Description of the task:
Carry none of the pictures over; write out the complete data exactly.

►

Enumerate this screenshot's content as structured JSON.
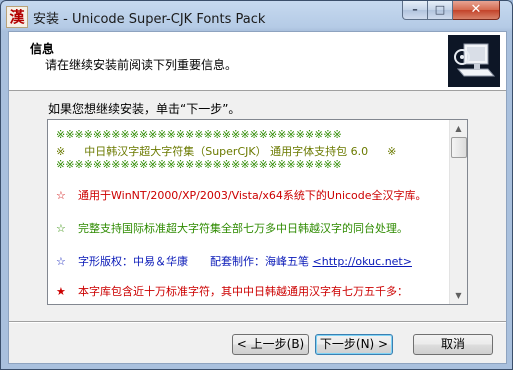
{
  "window": {
    "icon_glyph": "漢",
    "title": "安装 - Unicode Super-CJK Fonts Pack",
    "controls": {
      "minimize": "–",
      "maximize": "□",
      "close": "✕"
    }
  },
  "header": {
    "title": "信息",
    "subtitle": "请在继续安装前阅读下列重要信息。",
    "image_icon": "computer-install-icon"
  },
  "body": {
    "intro": "如果您想继续安装，单击“下一步”。"
  },
  "readme": {
    "stars_top": "※※※※※※※※※※※※※※※※※※※※※※※※※※※※※※※",
    "banner_left": "※",
    "banner_text": "中日韩汉字超大字符集（SuperCJK） 通用字体支持包 6.0",
    "banner_right": "※",
    "stars_bottom": "※※※※※※※※※※※※※※※※※※※※※※※※※※※※※※※",
    "items": [
      {
        "mark": "☆",
        "text": "通用于WinNT/2000/XP/2003/Vista/x64系统下的Unicode全汉字库。"
      },
      {
        "mark": "☆",
        "text": "完整支持国际标准超大字符集全部七万多中日韩越汉字的同台处理。"
      },
      {
        "mark": "☆",
        "text": "字形版权：中易＆华康　　配套制作：海峰五笔",
        "link": "<http://okuc.net>"
      },
      {
        "mark": "★",
        "text": "本字库包含近十万标准字符，其中中日韩越通用汉字有七万五千多："
      }
    ],
    "scroll_up": "▲",
    "scroll_down": "▼"
  },
  "buttons": {
    "back": "< 上一步(B)",
    "next": "下一步(N) >",
    "cancel": "取消"
  },
  "colors": {
    "stars": "#2e8b00",
    "banner": "#6b7a00",
    "item_mark": "#cc0000",
    "item_red": "#cc0000",
    "item_green": "#2e8b00",
    "item_blue": "#0a1ab8",
    "titlebar": "#b5cbe6",
    "close_button": "#c3432a"
  }
}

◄

Task output:
Enumerate this screenshot's content as structured JSON.
{
  "window": {
    "icon_glyph": "漢",
    "title": "安装 - Unicode Super-CJK Fonts Pack",
    "controls": {
      "minimize": "–",
      "maximize": "□",
      "close": "✕"
    }
  },
  "header": {
    "title": "信息",
    "subtitle": "请在继续安装前阅读下列重要信息。",
    "image_icon": "computer-install-icon"
  },
  "body": {
    "intro": "如果您想继续安装，单击“下一步”。"
  },
  "readme": {
    "stars_top": "※※※※※※※※※※※※※※※※※※※※※※※※※※※※※※※",
    "banner_left": "※",
    "banner_text": "中日韩汉字超大字符集（SuperCJK） 通用字体支持包 6.0",
    "banner_right": "※",
    "stars_bottom": "※※※※※※※※※※※※※※※※※※※※※※※※※※※※※※※",
    "items": [
      {
        "mark": "☆",
        "text": "通用于WinNT/2000/XP/2003/Vista/x64系统下的Unicode全汉字库。"
      },
      {
        "mark": "☆",
        "text": "完整支持国际标准超大字符集全部七万多中日韩越汉字的同台处理。"
      },
      {
        "mark": "☆",
        "text": "字形版权：中易＆华康　　配套制作：海峰五笔",
        "link": "<http://okuc.net>"
      },
      {
        "mark": "★",
        "text": "本字库包含近十万标准字符，其中中日韩越通用汉字有七万五千多："
      }
    ],
    "scroll_up": "▲",
    "scroll_down": "▼"
  },
  "buttons": {
    "back": "< 上一步(B)",
    "next": "下一步(N) >",
    "cancel": "取消"
  },
  "colors": {
    "stars": "#2e8b00",
    "banner": "#6b7a00",
    "item_mark": "#cc0000",
    "item_red": "#cc0000",
    "item_green": "#2e8b00",
    "item_blue": "#0a1ab8",
    "titlebar": "#b5cbe6",
    "close_button": "#c3432a"
  }
}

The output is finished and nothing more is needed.